── STORED DATA ──

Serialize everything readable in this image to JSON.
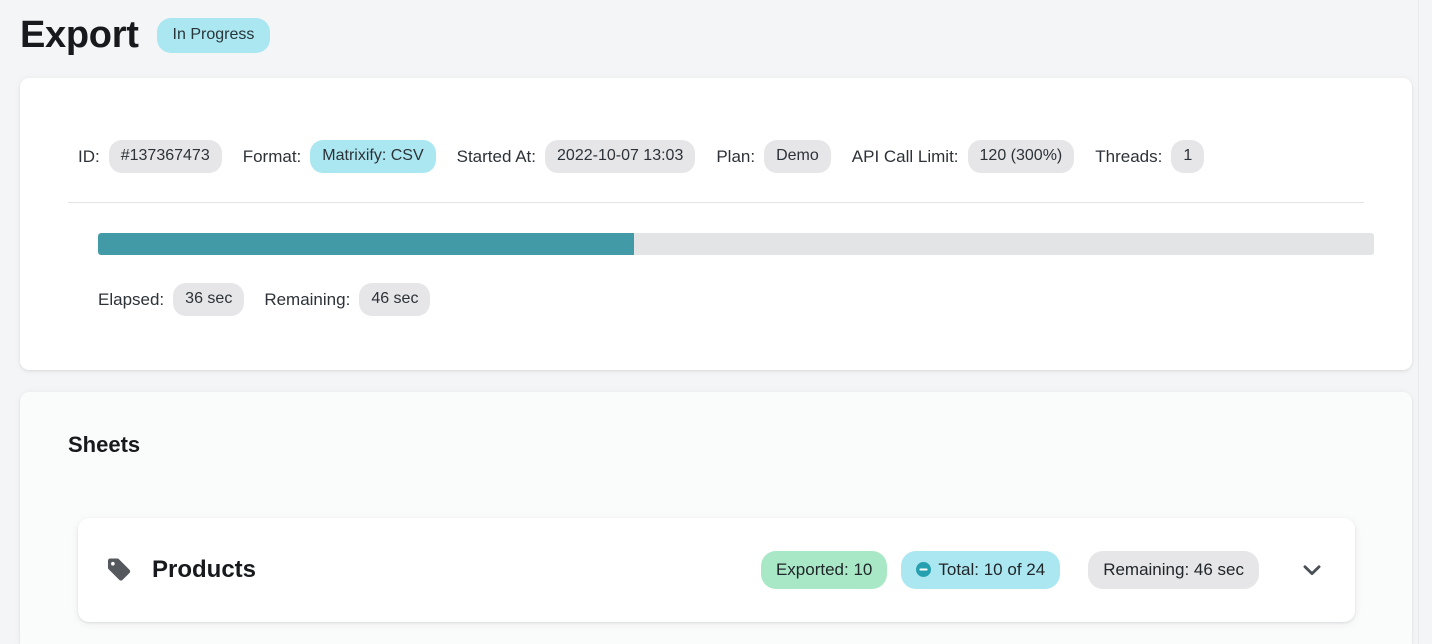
{
  "header": {
    "title": "Export",
    "status": "In Progress"
  },
  "summary": {
    "meta": [
      {
        "label": "ID:",
        "value": "#137367473",
        "style": "gray"
      },
      {
        "label": "Format:",
        "value": "Matrixify: CSV",
        "style": "cyan"
      },
      {
        "label": "Started At:",
        "value": "2022-10-07 13:03",
        "style": "gray"
      },
      {
        "label": "Plan:",
        "value": "Demo",
        "style": "gray"
      },
      {
        "label": "API Call Limit:",
        "value": "120 (300%)",
        "style": "gray"
      },
      {
        "label": "Threads:",
        "value": "1",
        "style": "gray"
      }
    ],
    "progress": {
      "percent": 42,
      "fill_color": "#419aa5",
      "track_color": "#e3e4e6"
    },
    "timing": [
      {
        "label": "Elapsed:",
        "value": "36 sec"
      },
      {
        "label": "Remaining:",
        "value": "46 sec"
      }
    ]
  },
  "sheets": {
    "title": "Sheets",
    "items": [
      {
        "icon": "tag-icon",
        "name": "Products",
        "exported_badge": "Exported: 10",
        "total_badge": "Total: 10 of 24",
        "total_badge_icon": "minus-circle-icon",
        "remaining_badge": "Remaining: 46 sec",
        "expand_icon": "chevron-down-icon"
      }
    ]
  },
  "colors": {
    "page_background": "#f4f5f7",
    "accent_teal": "#419aa5",
    "badge_cyan": "#abe7f0",
    "badge_green": "#a9e8c6",
    "badge_gray": "#e6e6e8"
  }
}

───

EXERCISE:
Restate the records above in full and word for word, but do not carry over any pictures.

FINAL ANSWER:
Serialize everything readable in this image to JSON.
{
  "header": {
    "title": "Export",
    "status": "In Progress"
  },
  "summary": {
    "meta": [
      {
        "label": "ID:",
        "value": "#137367473",
        "style": "gray"
      },
      {
        "label": "Format:",
        "value": "Matrixify: CSV",
        "style": "cyan"
      },
      {
        "label": "Started At:",
        "value": "2022-10-07 13:03",
        "style": "gray"
      },
      {
        "label": "Plan:",
        "value": "Demo",
        "style": "gray"
      },
      {
        "label": "API Call Limit:",
        "value": "120 (300%)",
        "style": "gray"
      },
      {
        "label": "Threads:",
        "value": "1",
        "style": "gray"
      }
    ],
    "progress": {
      "percent": 42,
      "fill_color": "#419aa5",
      "track_color": "#e3e4e6"
    },
    "timing": [
      {
        "label": "Elapsed:",
        "value": "36 sec"
      },
      {
        "label": "Remaining:",
        "value": "46 sec"
      }
    ]
  },
  "sheets": {
    "title": "Sheets",
    "items": [
      {
        "icon": "tag-icon",
        "name": "Products",
        "exported_badge": "Exported: 10",
        "total_badge": "Total: 10 of 24",
        "total_badge_icon": "minus-circle-icon",
        "remaining_badge": "Remaining: 46 sec",
        "expand_icon": "chevron-down-icon"
      }
    ]
  },
  "colors": {
    "page_background": "#f4f5f7",
    "accent_teal": "#419aa5",
    "badge_cyan": "#abe7f0",
    "badge_green": "#a9e8c6",
    "badge_gray": "#e6e6e8"
  }
}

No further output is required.